Britain celebrated Remembrance Day, and I wrote on my Russian Telegram channel about it. November 11th was first marked in 1919 by the decree of King George V. Since then, and especially after the World War Two, people remembered those that fought and died in other conflicts. In fact, in one of the ceremonies I watched they even remembered the soldiers who died in the Boer War. The day that began with commemoration of the victims of the First World War has evolved into an occasion to remember all soldiers of the United Kingdom and the Commonwealth.

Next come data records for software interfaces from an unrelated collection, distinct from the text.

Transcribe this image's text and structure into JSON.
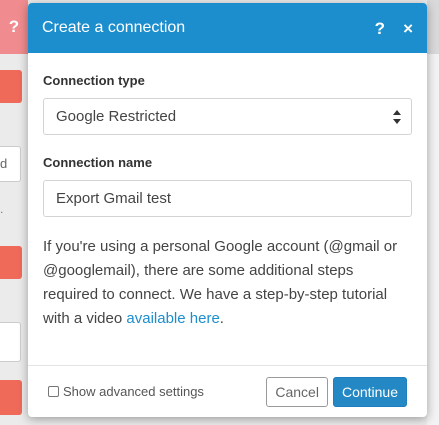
{
  "background": {
    "help_icon": "?",
    "field_fragment": "d",
    "dot": "."
  },
  "dialog": {
    "title": "Create a connection",
    "help_icon": "?",
    "close_icon": "×",
    "connection_type": {
      "label": "Connection type",
      "value": "Google Restricted"
    },
    "connection_name": {
      "label": "Connection name",
      "value": "Export Gmail test"
    },
    "help_text": "If you're using a personal Google account (@gmail or @googlemail), there are some additional steps required to connect. We have a step-by-step tutorial with a video ",
    "help_link": "available here",
    "help_text_end": ".",
    "footer": {
      "advanced_label": "Show advanced settings",
      "cancel_label": "Cancel",
      "continue_label": "Continue"
    }
  },
  "colors": {
    "header": "#1d8ecd",
    "link": "#1d8ecd",
    "primary_button": "#2388c4",
    "background_button": "#ef6a59",
    "background_help": "#f08c8f"
  }
}
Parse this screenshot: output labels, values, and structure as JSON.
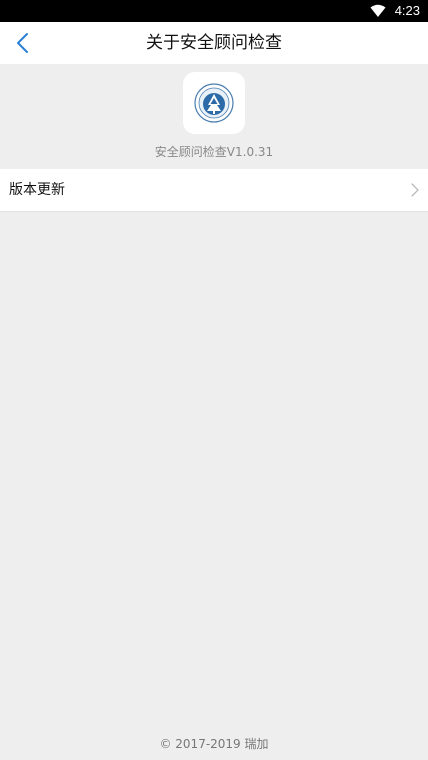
{
  "status_bar": {
    "time": "4:23",
    "icons": [
      "wifi-icon"
    ]
  },
  "app_bar": {
    "title": "关于安全顾问检查",
    "back_icon": "chevron-left-icon"
  },
  "about": {
    "logo_icon": "app-logo-icon",
    "version": "安全顾问检查V1.0.31"
  },
  "menu": {
    "update_label": "版本更新",
    "update_icon": "chevron-right-icon"
  },
  "footer": {
    "copyright": "© 2017-2019 瑞加"
  },
  "colors": {
    "accent": "#2b7fd3",
    "background": "#eeeeee",
    "surface": "#ffffff"
  }
}
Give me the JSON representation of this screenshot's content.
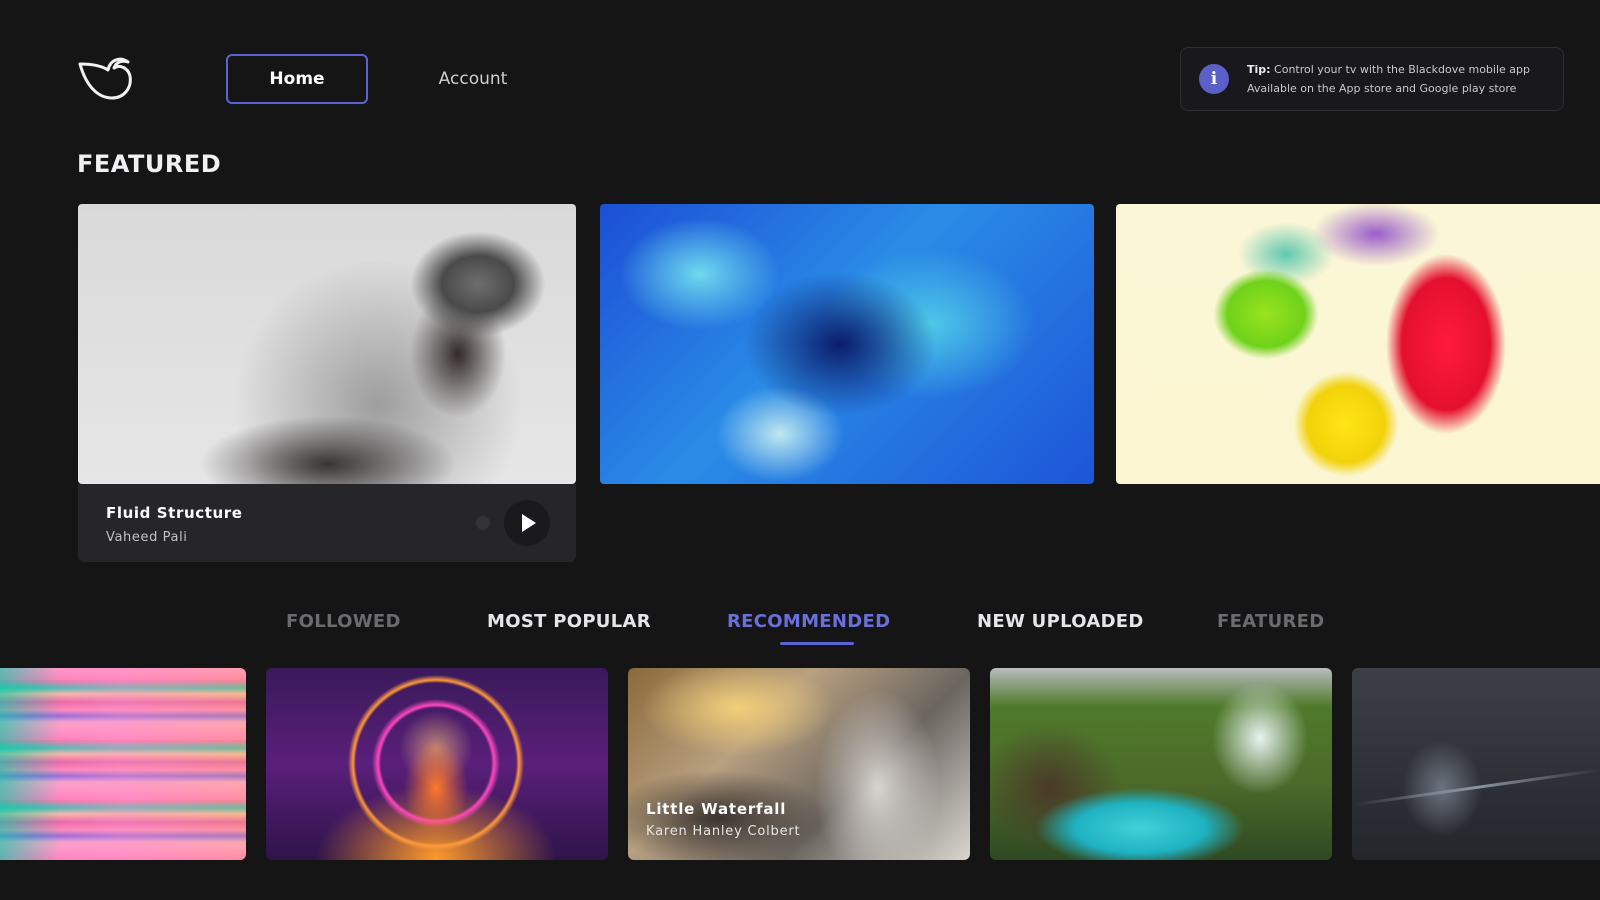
{
  "header": {
    "nav": {
      "home": "Home",
      "account": "Account"
    },
    "tip": {
      "icon": "info-icon",
      "line1_label": "Tip:",
      "line1_text": "Control your tv with the Blackdove mobile app",
      "line2": "Available on the App store and Google play store"
    }
  },
  "featured": {
    "title": "FEATURED",
    "items": [
      {
        "title": "Fluid Structure",
        "author": "Vaheed Pali"
      }
    ]
  },
  "tabs": [
    "FOLLOWED",
    "MOST POPULAR",
    "RECOMMENDED",
    "NEW UPLOADED",
    "FEATURED"
  ],
  "active_tab": "RECOMMENDED",
  "recommended": [
    {
      "title": "Little Waterfall",
      "author": "Karen Hanley Colbert"
    }
  ],
  "colors": {
    "accent": "#5a62d6",
    "background": "#151516",
    "tip_icon": "#5a60c8"
  }
}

In Russia, we also remember the tragedy of World War One, but we do it on August 1st, the day the war started. In recent years, we have largely come to see this event as a personal tragedy of the Russian state and its people. Following the successes at the front in 1916, it was probably assumed that Russia won the war; however, the events of 1917, with its two revolutions and deposition of monarchy, annihilated every achievement of the Russian army. The separate peace treaty between the Bolshevist government and Berlin effectively left Germany to struggle alone on the Western front. Russia, in turn, was engulfed by the Civil War.
It is hard to feel gratitude for such events, but as I said in an earlier post, it is these events that ultimately teach us the most valuable lessons. And so I’m grateful for this experience that my country had once undergone that now supports its domestic unity.